[[ Data for this exercise open ]]
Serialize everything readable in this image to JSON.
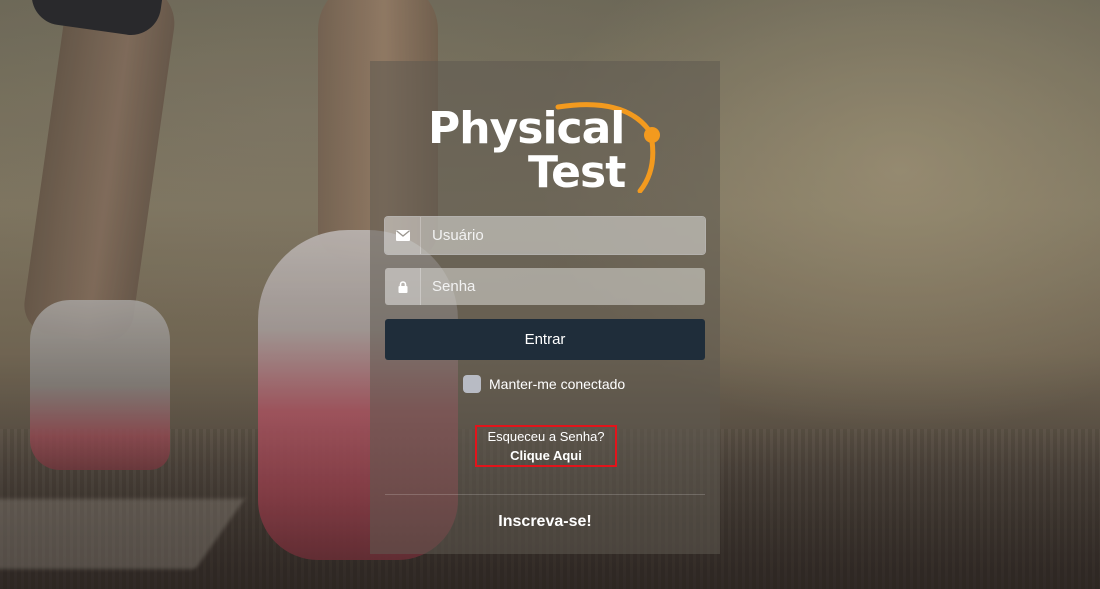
{
  "logo": {
    "line1": "Physical",
    "line2": "Test",
    "accent_color": "#f39a1e"
  },
  "login_form": {
    "username_placeholder": "Usuário",
    "username_icon": "envelope-icon",
    "password_placeholder": "Senha",
    "password_icon": "lock-icon",
    "submit_label": "Entrar",
    "remember_label": "Manter-me conectado",
    "forgot_text": "Esqueceu a Senha?",
    "forgot_link": "Clique Aqui",
    "signup_label": "Inscreva-se!"
  },
  "colors": {
    "button_bg": "#1f2d3a",
    "highlight_border": "#e2141b"
  }
}
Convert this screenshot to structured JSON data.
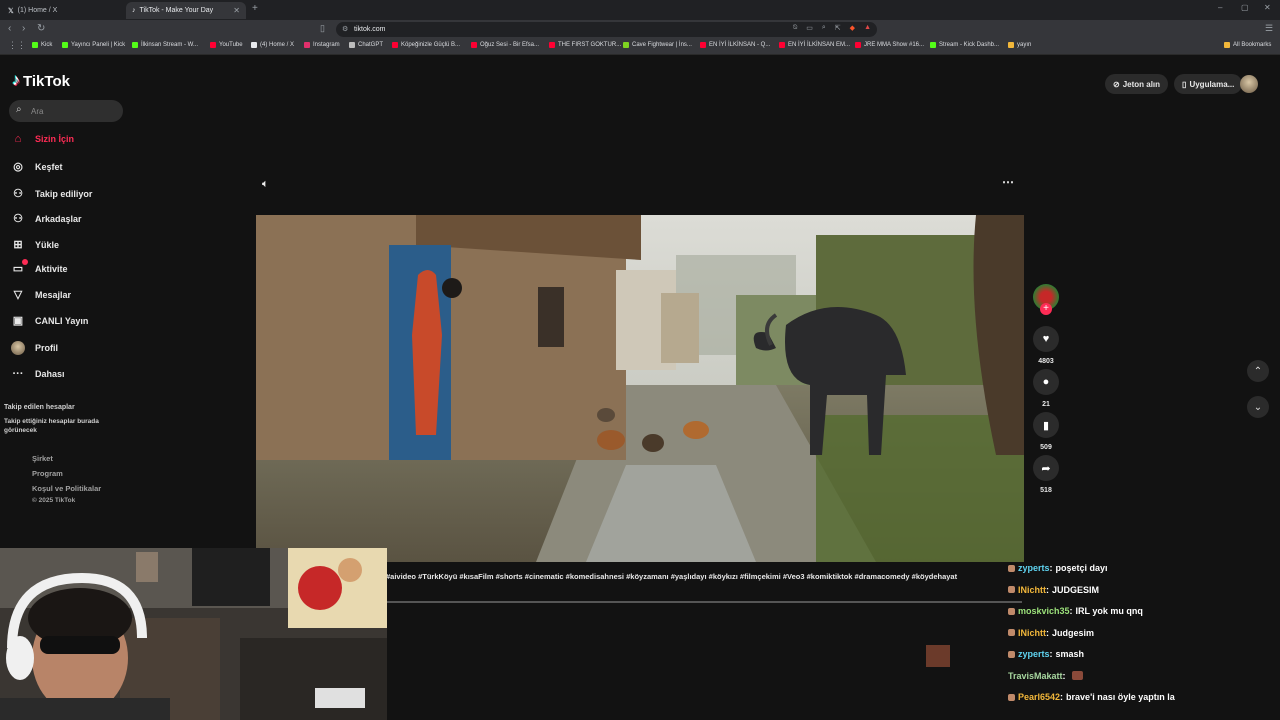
{
  "browser": {
    "tabs": [
      {
        "title": "(1) Home / X"
      },
      {
        "title": "TikTok - Make Your Day"
      }
    ],
    "url": "tiktok.com",
    "bookmarks": [
      {
        "label": "Kick",
        "color": "#53fc18"
      },
      {
        "label": "Yayıncı Paneli | Kick",
        "color": "#53fc18"
      },
      {
        "label": "İlkinsan Stream - W...",
        "color": "#53fc18"
      },
      {
        "label": "YouTube",
        "color": "#ff0033"
      },
      {
        "label": "(4) Home / X",
        "color": "#e8eaed"
      },
      {
        "label": "Instagram",
        "color": "#e1306c"
      },
      {
        "label": "ChatGPT",
        "color": "#bdbdbd"
      },
      {
        "label": "Köpeğinizle Güçlü B...",
        "color": "#ff0033"
      },
      {
        "label": "Oğuz Sesi - Bir Efsa...",
        "color": "#ff0033"
      },
      {
        "label": "THE FIRST GOKTUR...",
        "color": "#ff0033"
      },
      {
        "label": "Cave Fightwear | İns...",
        "color": "#7ed321"
      },
      {
        "label": "EN İYİ İLKİNSAN - Q...",
        "color": "#ff0033"
      },
      {
        "label": "EN İYİ İLKİNSAN EM...",
        "color": "#ff0033"
      },
      {
        "label": "JRE MMA Show #16...",
        "color": "#ff0033"
      },
      {
        "label": "Stream - Kick Dashb...",
        "color": "#53fc18"
      },
      {
        "label": "yayın",
        "color": "#f2b73a"
      }
    ],
    "all_bookmarks": "All Bookmarks"
  },
  "tiktok": {
    "logo": "TikTok",
    "search_placeholder": "Ara",
    "nav": [
      {
        "label": "Sizin İçin",
        "icon": "home-icon"
      },
      {
        "label": "Keşfet",
        "icon": "compass-icon"
      },
      {
        "label": "Takip ediliyor",
        "icon": "following-icon"
      },
      {
        "label": "Arkadaşlar",
        "icon": "friends-icon"
      },
      {
        "label": "Yükle",
        "icon": "upload-icon"
      },
      {
        "label": "Aktivite",
        "icon": "activity-icon"
      },
      {
        "label": "Mesajlar",
        "icon": "messages-icon"
      },
      {
        "label": "CANLI Yayın",
        "icon": "live-icon"
      },
      {
        "label": "Profil",
        "icon": "profile-avatar-icon"
      },
      {
        "label": "Dahası",
        "icon": "more-icon"
      }
    ],
    "following_title": "Takip edilen hesaplar",
    "following_hint": "Takip ettiğiniz hesaplar burada görünecek",
    "footer_links": [
      "Şirket",
      "Program",
      "Koşul ve Politikalar"
    ],
    "copyright": "© 2025 TikTok",
    "get_coins": "Jeton alın",
    "get_app": "Uygulama...",
    "actions": {
      "likes": "4803",
      "comments": "21",
      "saves": "509",
      "shares": "518"
    },
    "caption": "#aivideo #TürkKöyü #kısaFilm #shorts #cinematic #komedisahnesi #köyzamanı #yaşlıdayı #köykızı #filmçekimi #Veo3 #komiktiktok #dramacomedy #köydehayat"
  },
  "chat": [
    {
      "user": "zyperts",
      "text": "poşetçi dayı",
      "color": "#5fd3f0"
    },
    {
      "user": "INichtt",
      "text": "JUDGESIM",
      "color": "#f2b73a"
    },
    {
      "user": "moskvich35",
      "text": "IRL yok mu qnq",
      "color": "#9be07a"
    },
    {
      "user": "INichtt",
      "text": "Judgesim",
      "color": "#f2b73a"
    },
    {
      "user": "zyperts",
      "text": "smash",
      "color": "#5fd3f0"
    },
    {
      "user": "TravisMakatt",
      "text": "",
      "color": "#a8d8a0"
    },
    {
      "user": "Pearl6542",
      "text": "brave'i nası öyle yaptın la",
      "color": "#f2b73a"
    }
  ]
}
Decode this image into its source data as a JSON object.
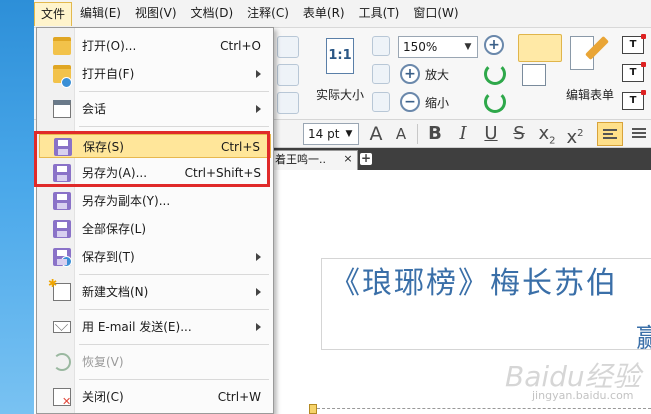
{
  "menubar": {
    "items": [
      "文件",
      "编辑(E)",
      "视图(V)",
      "文档(D)",
      "注释(C)",
      "表单(R)",
      "工具(T)",
      "窗口(W)"
    ]
  },
  "ribbon": {
    "zoom_value": "150%",
    "actual_size_icon_text": "1:1",
    "actual_size_label": "实际大小",
    "zoom_in_label": "放大",
    "zoom_out_label": "缩小",
    "edit_form_label": "编辑表单",
    "text_field_icon_text": "T"
  },
  "format_bar": {
    "font_size": "14 pt",
    "grow_font": "A",
    "shrink_font": "A",
    "bold": "B",
    "italic": "I",
    "underline": "U",
    "strikethrough": "S",
    "subscript_main": "x",
    "subscript_mark": "2",
    "superscript_main": "x",
    "superscript_mark": "2"
  },
  "tabs": {
    "doc_tab_label": "着王鸣一..",
    "close_glyph": "×",
    "new_tab_glyph": "+"
  },
  "file_menu": {
    "items": [
      {
        "label": "打开(O)...",
        "shortcut": "Ctrl+O",
        "icon": "folder-icon"
      },
      {
        "label": "打开自(F)",
        "shortcut": "",
        "icon": "folder-globe-icon",
        "submenu": true
      },
      {
        "label": "会话",
        "shortcut": "",
        "icon": "calendar-icon",
        "submenu": true
      },
      {
        "label": "保存(S)",
        "shortcut": "Ctrl+S",
        "icon": "floppy-icon",
        "highlighted": true
      },
      {
        "label": "另存为(A)...",
        "shortcut": "Ctrl+Shift+S",
        "icon": "floppy-pencil-icon"
      },
      {
        "label": "另存为副本(Y)...",
        "shortcut": "",
        "icon": "floppy-copy-icon"
      },
      {
        "label": "全部保存(L)",
        "shortcut": "",
        "icon": "floppy-stack-icon"
      },
      {
        "label": "保存到(T)",
        "shortcut": "",
        "icon": "floppy-globe-icon",
        "submenu": true
      },
      {
        "label": "新建文档(N)",
        "shortcut": "",
        "icon": "new-document-icon",
        "submenu": true
      },
      {
        "label": "用 E-mail 发送(E)...",
        "shortcut": "",
        "icon": "mail-icon",
        "submenu": true
      },
      {
        "label": "恢复(V)",
        "shortcut": "",
        "icon": "restore-icon",
        "disabled": true
      },
      {
        "label": "关闭(C)",
        "shortcut": "Ctrl+W",
        "icon": "close-document-icon"
      }
    ]
  },
  "document": {
    "title_line": "《琅琊榜》梅长苏伯",
    "second_line": "赢"
  },
  "watermark": {
    "text": "Baidu经验",
    "sub": "jingyan.baidu.com"
  },
  "colors": {
    "highlight": "#ffe69a",
    "annotation_box": "#e02a2a",
    "doc_text": "#3a6fa8"
  }
}
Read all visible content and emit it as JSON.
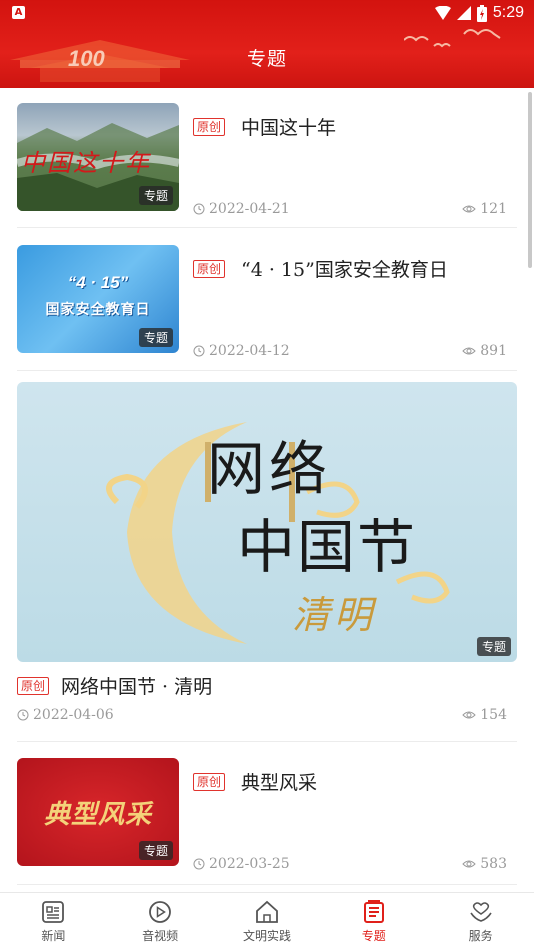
{
  "status_bar": {
    "time": "5:29",
    "app_icon_letter": "A"
  },
  "header": {
    "title": "专题"
  },
  "articles": [
    {
      "badge": "原创",
      "title": "中国这十年",
      "date": "2022-04-21",
      "views": "121",
      "tag": "专题",
      "thumb_text": "中国这十年"
    },
    {
      "badge": "原创",
      "title": "“4 · 15”国家安全教育日",
      "date": "2022-04-12",
      "views": "891",
      "tag": "专题",
      "thumb_text_top": "“4 · 15”",
      "thumb_text_bottom": "国家安全教育日"
    },
    {
      "badge": "原创",
      "title": "网络中国节 · 清明",
      "date": "2022-04-06",
      "views": "154",
      "tag": "专题",
      "banner_line1": "网络",
      "banner_line2": "中国节",
      "banner_line3": "清明"
    },
    {
      "badge": "原创",
      "title": "典型风采",
      "date": "2022-03-25",
      "views": "583",
      "tag": "专题",
      "thumb_text": "典型风采"
    }
  ],
  "bottom_nav": [
    {
      "label": "新闻",
      "icon": "news-icon",
      "active": false
    },
    {
      "label": "音视频",
      "icon": "play-icon",
      "active": false
    },
    {
      "label": "文明实践",
      "icon": "home-icon",
      "active": false
    },
    {
      "label": "专题",
      "icon": "topic-icon",
      "active": true
    },
    {
      "label": "服务",
      "icon": "service-icon",
      "active": false
    }
  ],
  "colors": {
    "brand_red": "#e0201a",
    "badge_red": "#e0332d",
    "meta_gray": "#9a9a9a"
  }
}
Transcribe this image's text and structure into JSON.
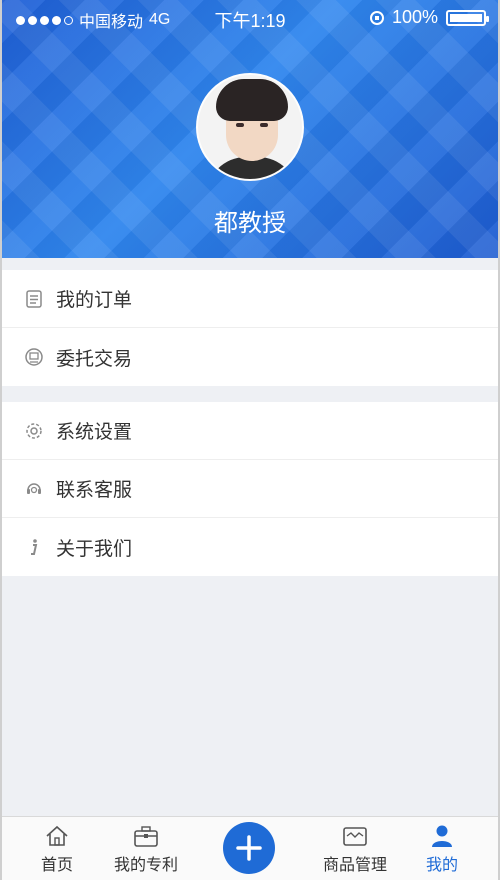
{
  "status_bar": {
    "carrier": "中国移动",
    "network": "4G",
    "time": "下午1:19",
    "battery": "100%"
  },
  "profile": {
    "name": "都教授"
  },
  "menu_groups": [
    {
      "items": [
        {
          "label": "我的订单",
          "icon": "order-list-icon"
        },
        {
          "label": "委托交易",
          "icon": "entrust-trade-icon"
        }
      ]
    },
    {
      "items": [
        {
          "label": "系统设置",
          "icon": "gear-icon"
        },
        {
          "label": "联系客服",
          "icon": "headset-icon"
        },
        {
          "label": "关于我们",
          "icon": "info-icon"
        }
      ]
    }
  ],
  "tab_bar": {
    "tabs": [
      {
        "label": "首页",
        "icon": "home-icon"
      },
      {
        "label": "我的专利",
        "icon": "briefcase-icon"
      },
      {
        "label": "商品管理",
        "icon": "goods-icon"
      },
      {
        "label": "我的",
        "icon": "person-icon",
        "active": true
      }
    ],
    "center_button_icon": "plus-icon"
  },
  "colors": {
    "accent": "#1f6bd6",
    "header_bg": "#2f86ee",
    "page_bg": "#eef0f4"
  }
}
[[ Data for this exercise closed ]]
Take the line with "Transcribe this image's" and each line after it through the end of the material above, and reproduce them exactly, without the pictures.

Transcribe this image's text and structure into JSON.
{
  "status_bar": {
    "carrier": "中国移动",
    "network": "4G",
    "time": "下午1:19",
    "battery": "100%"
  },
  "profile": {
    "name": "都教授"
  },
  "menu_groups": [
    {
      "items": [
        {
          "label": "我的订单",
          "icon": "order-list-icon"
        },
        {
          "label": "委托交易",
          "icon": "entrust-trade-icon"
        }
      ]
    },
    {
      "items": [
        {
          "label": "系统设置",
          "icon": "gear-icon"
        },
        {
          "label": "联系客服",
          "icon": "headset-icon"
        },
        {
          "label": "关于我们",
          "icon": "info-icon"
        }
      ]
    }
  ],
  "tab_bar": {
    "tabs": [
      {
        "label": "首页",
        "icon": "home-icon"
      },
      {
        "label": "我的专利",
        "icon": "briefcase-icon"
      },
      {
        "label": "商品管理",
        "icon": "goods-icon"
      },
      {
        "label": "我的",
        "icon": "person-icon",
        "active": true
      }
    ],
    "center_button_icon": "plus-icon"
  },
  "colors": {
    "accent": "#1f6bd6",
    "header_bg": "#2f86ee",
    "page_bg": "#eef0f4"
  }
}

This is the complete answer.